A growing number of organisations are using the public Cloud, but UXC Cloud Solutions positions the private Cloud as the better option in some use cases.
CEO, Sean Mathieson, said specialty requirements around hardware or configuration is one deciding factor.
“In some cases, enterprises and government agencies cannot get the hardware or infrastructure that a particular application needs from a public Cloud provider,” he said.
If, for example, a workload needs a virtual machine with 24GB of RAM and just two CPUs, Mathieson said the public Cloud may not be a cost effective setup if the provider offers the biggest instance type it has available.
Then there are governance or regulatory requirements to take into account.
“In some cases, security or governance issues force enterprises and government agencies into using a private Cloud,” Mathieson said.
The full cost
If enterprise or government users are in an area distant from a public Cloud provider, Mathieson said network latency can be an obstacle.
“Latency could slow down access to an application and make a private Cloud a better option,” he said.Read more: Centrify makes big strides

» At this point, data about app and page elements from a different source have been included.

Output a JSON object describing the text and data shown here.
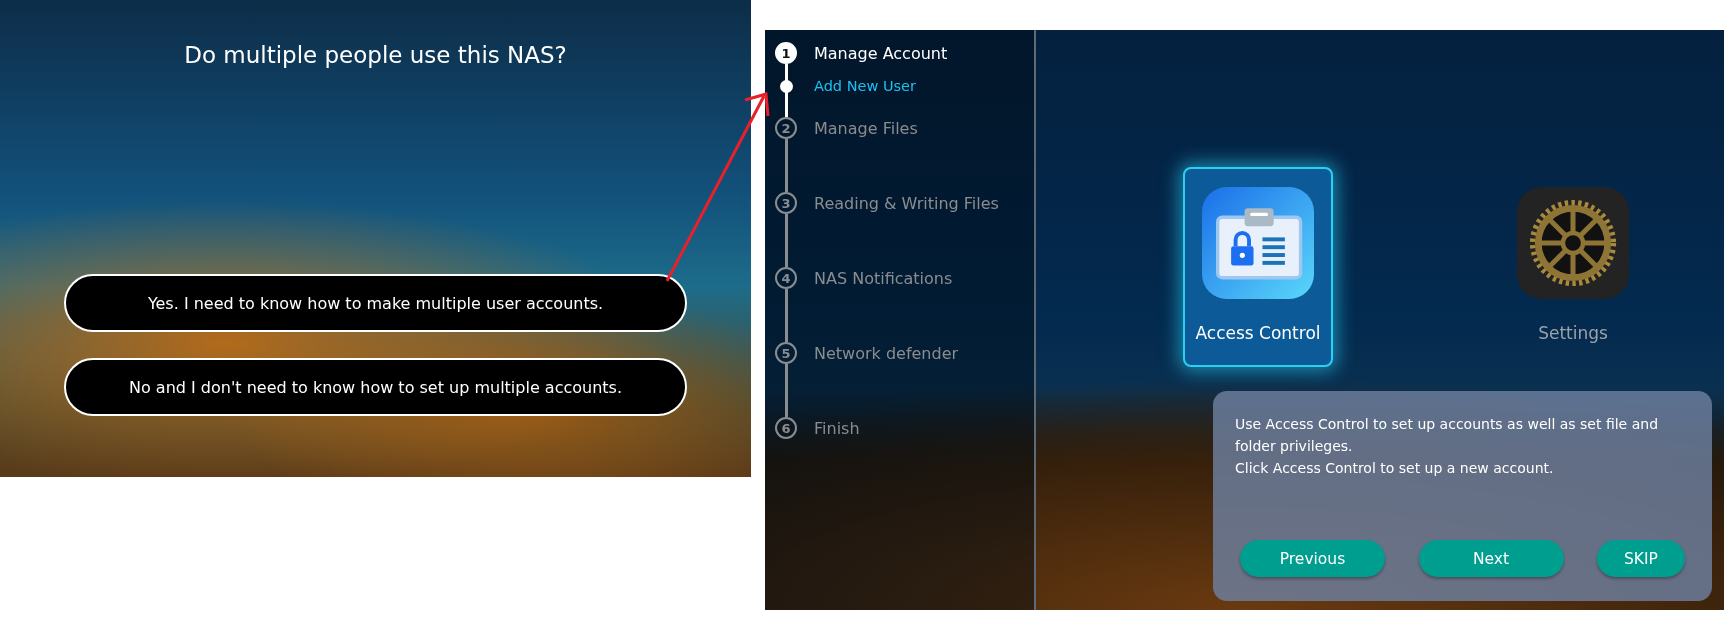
{
  "question_screen": {
    "title": "Do multiple people use this NAS?",
    "options": [
      {
        "label": "Yes. I need to know how to make multiple user accounts."
      },
      {
        "label": "No and I don't need to know how to set up multiple accounts."
      }
    ]
  },
  "tutorial_screen": {
    "steps": [
      {
        "number": "1",
        "label": "Manage Account",
        "active": true,
        "children": [
          {
            "label": "Add New User",
            "selected": true
          }
        ]
      },
      {
        "number": "2",
        "label": "Manage Files",
        "active": false
      },
      {
        "number": "3",
        "label": "Reading & Writing Files",
        "active": false
      },
      {
        "number": "4",
        "label": "NAS Notifications",
        "active": false
      },
      {
        "number": "5",
        "label": "Network defender",
        "active": false
      },
      {
        "number": "6",
        "label": "Finish",
        "active": false
      }
    ],
    "apps": [
      {
        "label": "Access Control",
        "kind": "access",
        "selected": true
      },
      {
        "label": "Settings",
        "kind": "settings",
        "selected": false
      }
    ],
    "tooltip": {
      "paragraphs": [
        "Use Access Control to set up accounts as well as set file and folder privileges.",
        "Click Access Control to set up a new account."
      ],
      "buttons": [
        "Previous",
        "Next",
        "SKIP"
      ]
    }
  }
}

“Similarly, a Cloud application for your internal users may run faster using an on-premises private Cloud.”
Adopting the Cloud is an investment, a substantial one in some cases, so Mathieson said it is important to keep the total cost of ownership (TCO) over the projected life of the Cloud project.

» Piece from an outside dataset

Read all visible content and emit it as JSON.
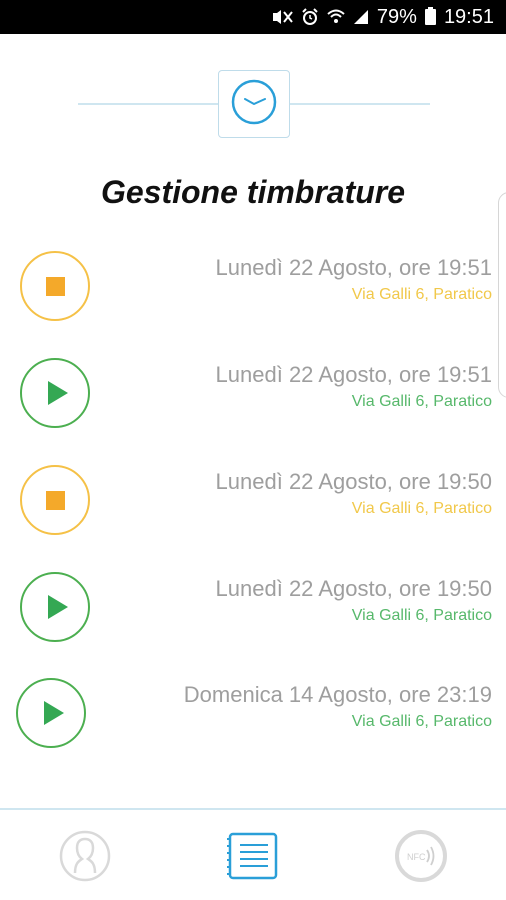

“For workloads that have a steady state load 24x7, it is likely that a private Cloud is more cost-effective than on-demand public Cloud infrastructure,” he said.
Whether it is a public and private Cloud service, Mathieson said it creates an opportunity for a “new generation” of resellers and partners.
“The ongoing evolution provides an environment for partners to develop new operating models based on end-to-end services enablement, including subscription licensing, services integration and services management,” he said.
Patrick Budmar covers consumer and enterprise technology breaking news for IDG Communications. Follow Patrick on Twitter at @patrick_budmar.